These practices reduce environmental impact, alleviate food insecurity, and promote a circular economy. They benefit the planet and the economy at the same time. However, Sheffield Organic Growers and thousands of farmers in the UK need to continue to survive and thrive if they are to invest in nature-friendly farming practices.

The ethos of Sheffield Organic Growers aligns perfectly with the values espoused by the ‘Get Fair About Farming’ campaign initiated by Riverford, another pioneering organic farm. They reported that almost half (49%) of British fruit and veg farmers fear they will go out of business within the next 12 months. 75% report that supermarket behaviour is a leading factor. The campaign seeks to transform the way we produce, distribute, and consume food. With five core principles that supermarkets need to be bound to; buy what you committed to buy, pay on time, commit for the long term, agree on fair specifications and pay what you agreed to pay

This campaign, which garnered an impressive 100,000 signatures in a petition to parliament, underscores the growing public demand for a fairer, more sustainable food system for UK farmers. The success of the ‘Get Fair About Farming’ campaign highlights the growing momentum behind the organic and UK farming movement and the increasing recognition of its role in addressing pressing environmental and social challenges. The fact that the government debated the petition in January 2024 signifies a crucial step forward.

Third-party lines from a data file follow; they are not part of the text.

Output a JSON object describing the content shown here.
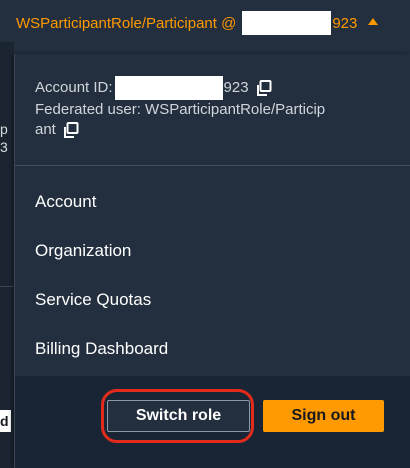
{
  "topbar": {
    "account_label": "WSParticipantRole/Participant @",
    "account_id_suffix": "923",
    "accent_color": "#ff9900",
    "caret_icon": "caret-up-icon"
  },
  "background_page": {
    "fragment_1": "p",
    "fragment_2": "3",
    "fragment_3": "d"
  },
  "account_info": {
    "account_id_label": "Account ID:",
    "account_id_suffix": "923",
    "federated_line_1": "Federated user: WSParticipantRole/Particip",
    "federated_line_2": "ant",
    "copy_icon": "copy-icon"
  },
  "menu": {
    "items": [
      {
        "label": "Account"
      },
      {
        "label": "Organization"
      },
      {
        "label": "Service Quotas"
      },
      {
        "label": "Billing Dashboard"
      }
    ]
  },
  "actions": {
    "switch_role_label": "Switch role",
    "sign_out_label": "Sign out",
    "highlight_color": "#e32b1c"
  }
}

During the debate, there was strong support from both sides of the chamber for British farmers, with recognition of the public backing for our petition. However, Mark Spencer, the DEFRA Minister, didn’t believe that amending the Grocery Supply Code was the most effective way to protect farmers, though he did acknowledge the need for better support for them. There was a general consensus that farmers must be compensated fairly so that they can continue to safeguard the countryside and promote environmental protection. Many MPs highlighted the issue of food security, the negative impact of recent trade deals, and the importance of domestic food production for ensuring our national food security.

In response to the Minister’s comments, Riverford’s founder, Guy Singh-Watson said: “While it was great to hear unanimous and cross-party support for all aspects of our petition, it is certain there is still some way to go to achieve real fairness for farmers. We hope that with the groundswell of support behind the Get Fair About Farming campaign, we can shine a light onto the bullying behaviour of supermarkets and their suppliers, and push for a return of honesty and decency to our supply chains.”

Sheffield Organic Growers’ commitment to sustainability, community empowerment, and ethical sourcing exemplifies the values championed by the ‘Get Fair About Farming’ campaign. As advocates for a fairer and more sustainable food system, they are not only cultivating delicious organic produce but also sowing the seeds of positive change by being a small but mighty part of a growing movement. Like many of their Sheffield counterparts in our local food system, they are demonstrating that a better world is possible, one harvest at a time.

To learn more about Sheffield Organic Growers, visit their website at;